With lions lurking in the long grass, a barefoot Masai warrior gallops into a sprint and swings his spear arm, delivering a fast-paced cricket ball straight at the wicket.
Dressed in flowing red skirts and draped in colorful bead necklaces, the warriors from the legendary Kenyan tribe are one of the world’s most unusual and unlikely cricketing teams.
“It is a sport that at first seemed very strange to us,” said Robert Kilesi Piroris, 28, Masai warrior and cricket player.
“But today the game brings us and the community together, and we love it,” he added, speaking as he waited to bat in a friendly match against India’s Ambassadors of Cricket on a pitch mown out of the rolling grass savannah of northern Kenya, with giraffes strolling past in the distance.
It is doubtful that one could find a place more different from the birthplace of the sport on the manicured grass of England’s famous Lord’s Cricket Ground.
Yet that is exactly where the Masai hope to go, after they were invited to join an international competition at the renowned venue in August, at the Twenty20 cricket “Last Man Stands World Championships” in London.

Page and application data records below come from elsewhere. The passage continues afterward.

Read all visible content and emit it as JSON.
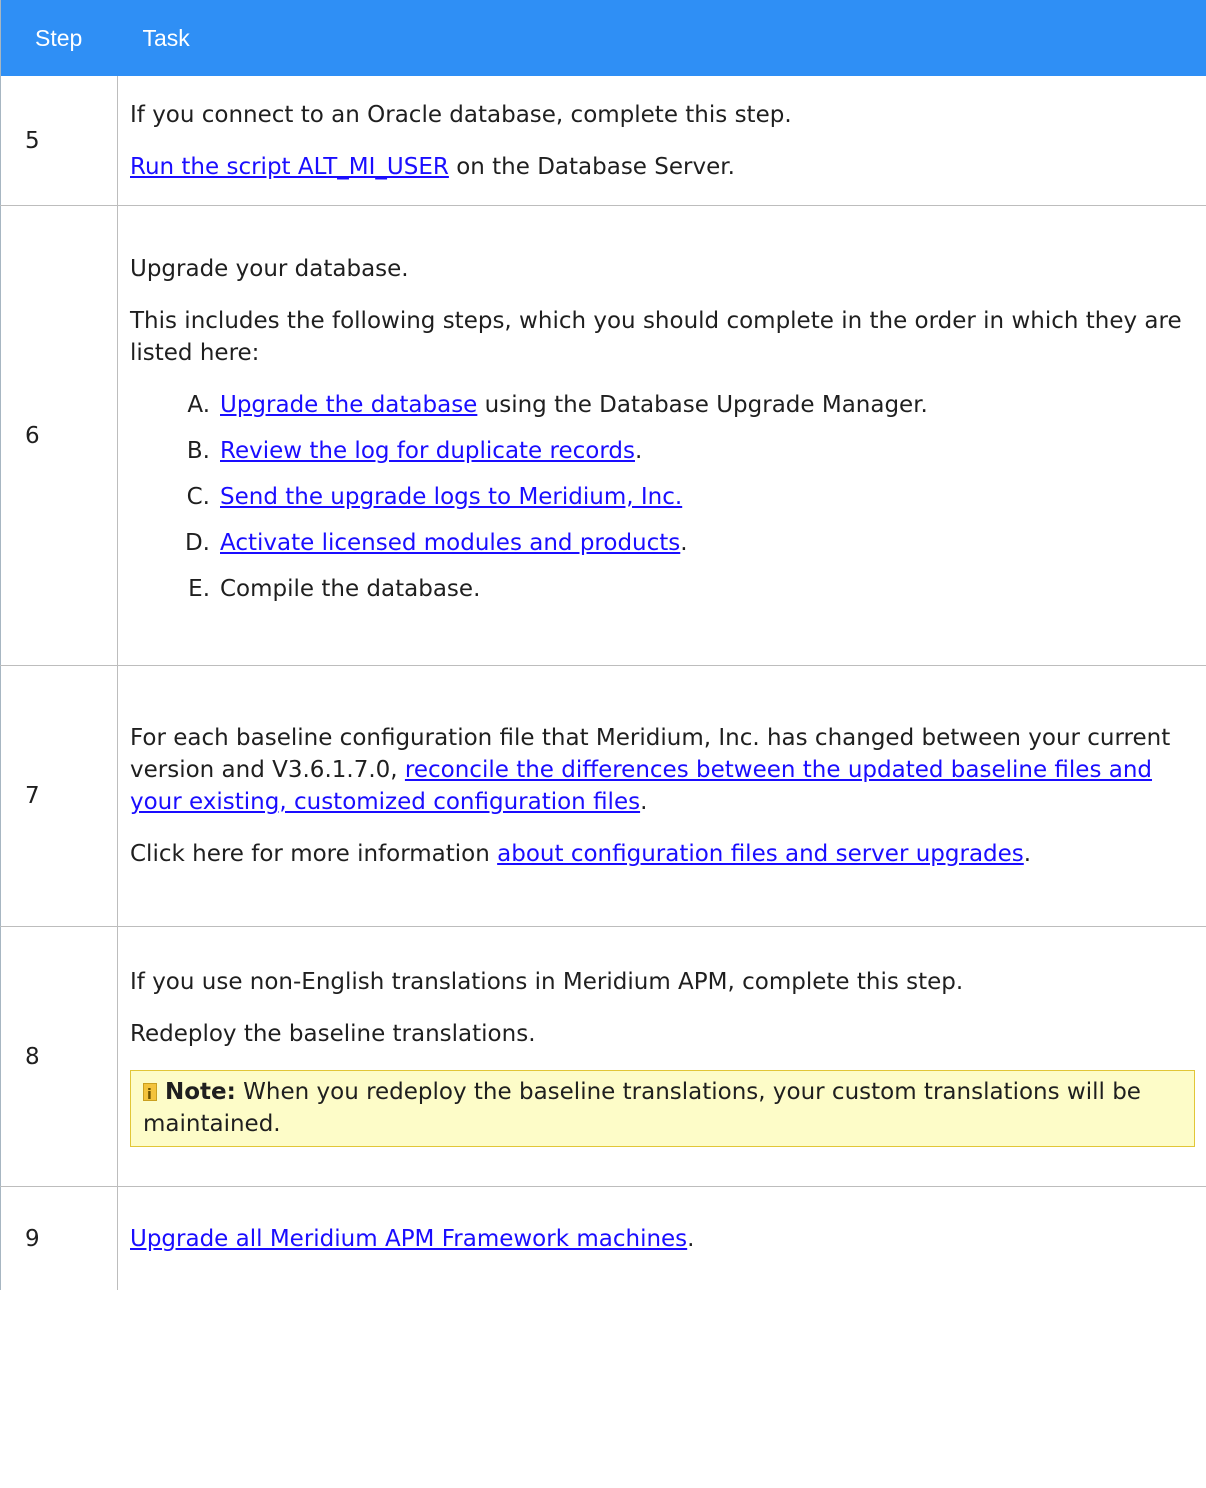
{
  "header": {
    "step": "Step",
    "task": "Task"
  },
  "rows": {
    "r5": {
      "num": "5",
      "line1": "If you connect to an Oracle database, complete this step.",
      "link": "Run the script ALT_MI_USER",
      "line2_rest": " on the Database Server."
    },
    "r6": {
      "num": "6",
      "line1": "Upgrade your database.",
      "line2": "This includes the following steps, which you should complete in the order in which they are listed here:",
      "items": [
        {
          "marker": "A.",
          "link": "Upgrade the database",
          "rest": " using the Database Upgrade Manager."
        },
        {
          "marker": "B.",
          "link": "Review the log for duplicate records",
          "rest": "."
        },
        {
          "marker": "C.",
          "link": "Send the upgrade logs to Meridium, Inc.",
          "rest": ""
        },
        {
          "marker": "D.",
          "link": "Activate licensed modules and products",
          "rest": "."
        },
        {
          "marker": "E.",
          "link": "",
          "rest": "Compile the database."
        }
      ]
    },
    "r7": {
      "num": "7",
      "p1_pre": "For each baseline configuration file that Meridium, Inc. has changed between your current version and V3.6.1.7.0, ",
      "p1_link": "reconcile the differences between the updated baseline files and your existing, customized configuration files",
      "p1_post": ".",
      "p2_pre": "Click here for more information ",
      "p2_link": "about configuration files and server upgrades",
      "p2_post": "."
    },
    "r8": {
      "num": "8",
      "line1": "If you use non-English translations in Meridium APM, complete this step.",
      "line2": " Redeploy the baseline translations.",
      "note_label": "Note:",
      "note_text": " When you redeploy the baseline translations, your custom translations will be maintained."
    },
    "r9": {
      "num": "9",
      "link": "Upgrade all Meridium APM Framework machines",
      "rest": "."
    }
  }
}
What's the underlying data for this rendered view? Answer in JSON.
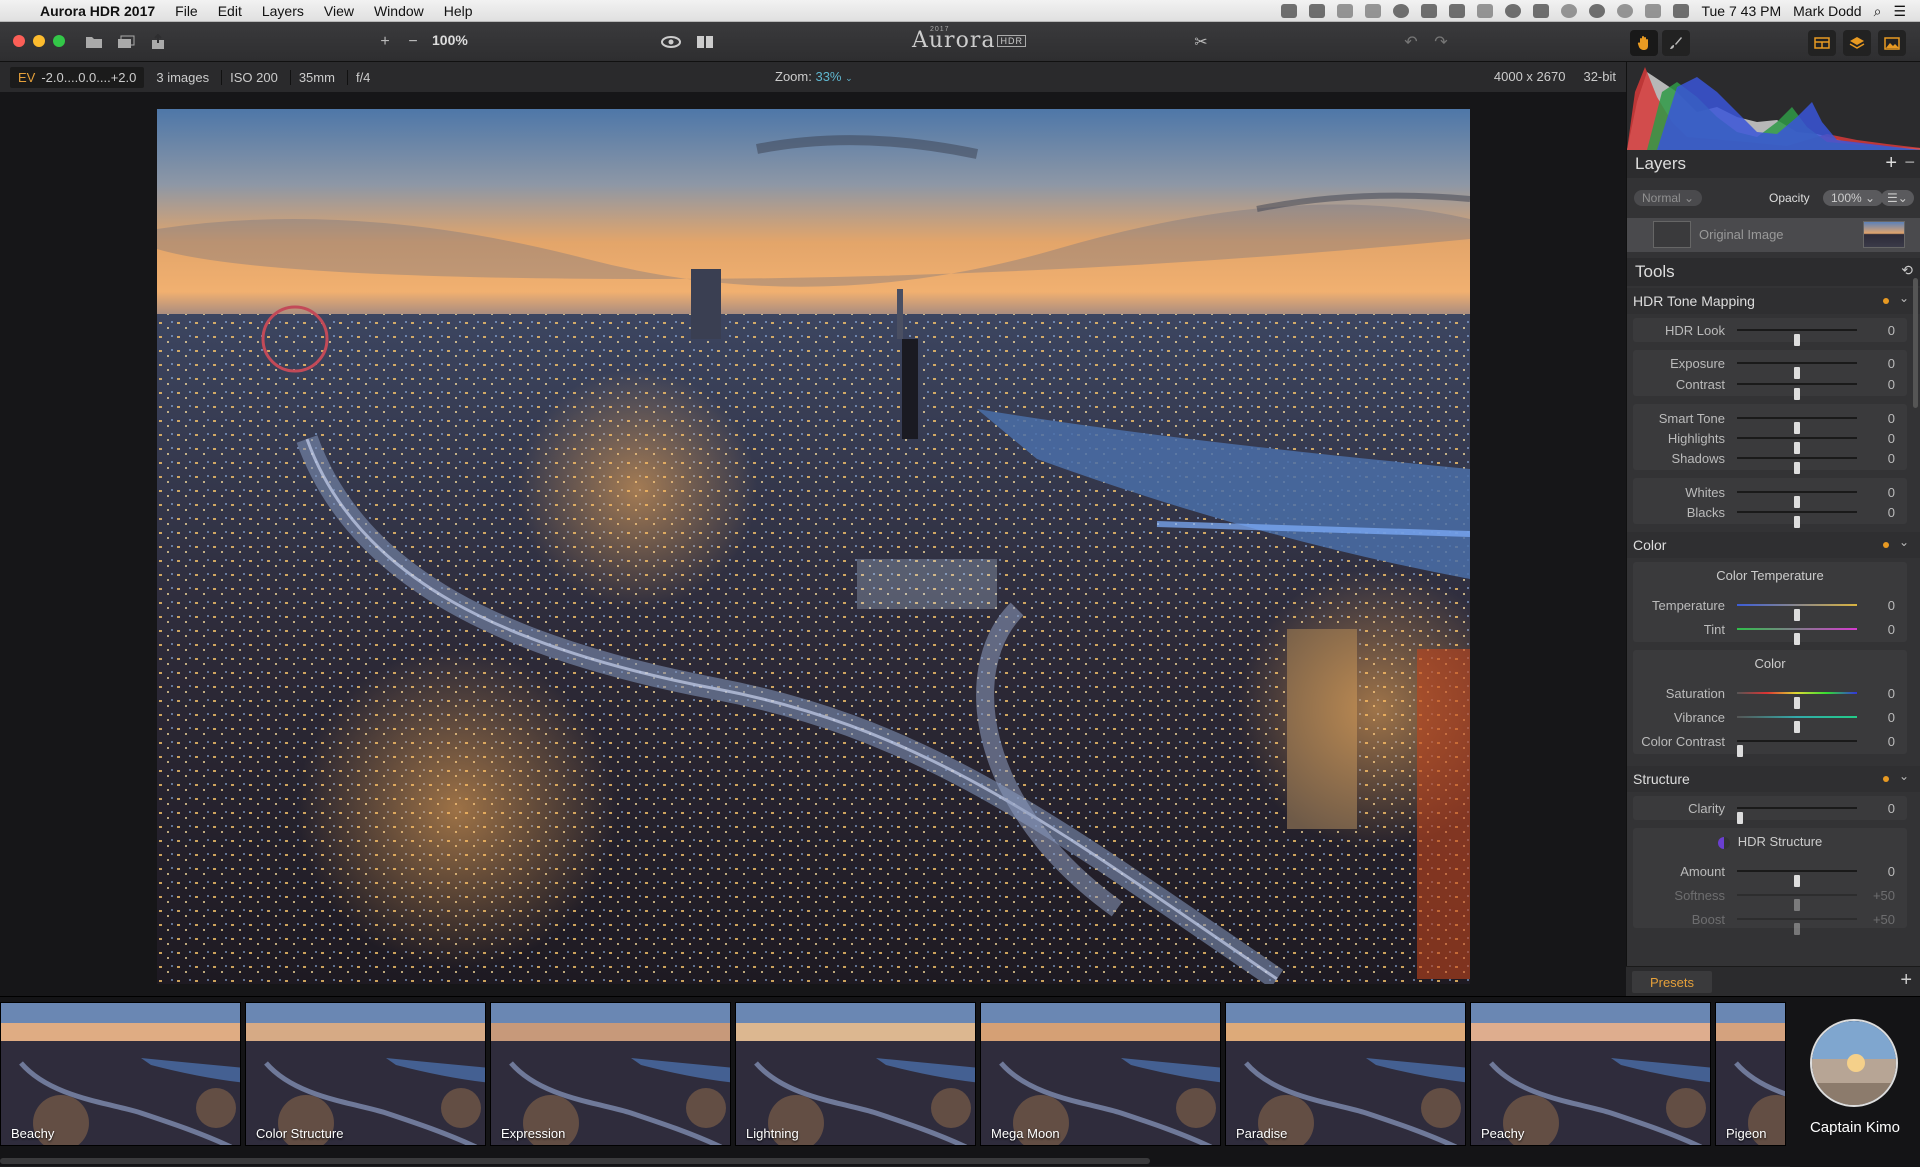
{
  "menubar": {
    "app_name": "Aurora HDR 2017",
    "menus": [
      "File",
      "Edit",
      "Layers",
      "View",
      "Window",
      "Help"
    ],
    "clock": "Tue 7 43 PM",
    "user": "Mark Dodd"
  },
  "toolbar": {
    "zoom_pct": "100%",
    "logo_text": "Aurora",
    "logo_badge": "HDR",
    "logo_year": "2017"
  },
  "infobar": {
    "ev_label": "EV",
    "ev_range": "-2.0....0.0....+2.0",
    "images": "3 images",
    "iso": "ISO 200",
    "focal": "35mm",
    "aperture": "f/4",
    "zoom_label": "Zoom:",
    "zoom_value": "33%",
    "dimensions": "4000 x 2670",
    "bitdepth": "32-bit"
  },
  "layers": {
    "title": "Layers",
    "blend_mode": "Normal",
    "opacity_label": "Opacity",
    "opacity_value": "100%",
    "layer_name": "Original Image"
  },
  "tools": {
    "title": "Tools",
    "hdr": {
      "title": "HDR Tone Mapping",
      "sliders": [
        {
          "label": "HDR Look",
          "value": "0",
          "pos": 0.5
        },
        {
          "label": "Exposure",
          "value": "0",
          "pos": 0.5
        },
        {
          "label": "Contrast",
          "value": "0",
          "pos": 0.5
        },
        {
          "label": "Smart Tone",
          "value": "0",
          "pos": 0.5
        },
        {
          "label": "Highlights",
          "value": "0",
          "pos": 0.5
        },
        {
          "label": "Shadows",
          "value": "0",
          "pos": 0.5
        },
        {
          "label": "Whites",
          "value": "0",
          "pos": 0.5
        },
        {
          "label": "Blacks",
          "value": "0",
          "pos": 0.5
        }
      ]
    },
    "color": {
      "title": "Color",
      "temp_header": "Color Temperature",
      "color_header": "Color",
      "sliders": [
        {
          "label": "Temperature",
          "value": "0",
          "pos": 0.5
        },
        {
          "label": "Tint",
          "value": "0",
          "pos": 0.5
        },
        {
          "label": "Saturation",
          "value": "0",
          "pos": 0.5
        },
        {
          "label": "Vibrance",
          "value": "0",
          "pos": 0.5
        },
        {
          "label": "Color Contrast",
          "value": "0",
          "pos": 0.0
        }
      ]
    },
    "structure": {
      "title": "Structure",
      "hdr_structure": "HDR Structure",
      "sliders": [
        {
          "label": "Clarity",
          "value": "0",
          "pos": 0.0
        },
        {
          "label": "Amount",
          "value": "0",
          "pos": 0.5
        },
        {
          "label": "Softness",
          "value": "+50",
          "pos": 0.5
        },
        {
          "label": "Boost",
          "value": "+50",
          "pos": 0.5
        }
      ]
    }
  },
  "presets": {
    "tab_label": "Presets",
    "items": [
      "Beachy",
      "Color Structure",
      "Expression",
      "Lightning",
      "Mega Moon",
      "Paradise",
      "Peachy",
      "Pigeon"
    ],
    "author": "Captain Kimo"
  },
  "colors": {
    "accent_orange": "#e89a22",
    "accent_teal": "#5fb6cf"
  }
}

“We can show the world that we may look different to those dressed in cricket whites, but can still play the game,” captain Sonyanga Ole Ngais said.
The team need to raise funds by drumming up support and sponsorship for the trip, but have already shown their ability to take on an international tour, playing in South Africa last year in short-format Twenty20 games.
Freddie Grounds, a major in the British Army, which trains troops in the Laikipia region of Kenya, joined the match to make up numbers on the visiting Indian team.
“It’s an amazing experience and sight to see them play here,” Grounds said, but added that it would be nothing compared with the sight of the warriors playing at Lord’s.
“Lord’s is the spiritual home of cricket... I guess that the traditional members of the MCC [Marylebone Cricket Club, the owner of Lord’s] will find it all a bit bizarre, but if they can get there — and let’s hope they can raise sufficient funds to do it — you know, people just won’t be able to believe themselves,” Grounds added.
British troops stationed in Kenya keen to encourage the Masai are even helping out to clear a cricket field for the team, since the players currently have to walk for several hours from their dispersed and remote villages to reach a training ground.
However, the Masai team are not simply about playing a good game, but also about raising awareness of key issues that their community faces.
They visit schools to talk about AIDS prevention, early marriage, gender equality, environmental protection, and battling alcoholism and drug addiction.
School children who turn up to watch the games are treated to entertainment on the sidelines and during breaks in the game such as simple dramas and songs focusing on HIV awareness.
Tents alongside the grounds also offer HIV tests to encourage people to know their status.
Another key issue that the cricketers flag is the impact rampant poaching is having on wildlife.
“We’ve come to watch the game, but we learn about the problems of poaching too,” said Murunga Tialolo, a schoolboy at the match, proudly showing the posters displayed near the pavilion of British Army canvas tents.
Cricket, imported into Kenya during British colonial rule, is played in scattered schools and in the east African country’s largest cities.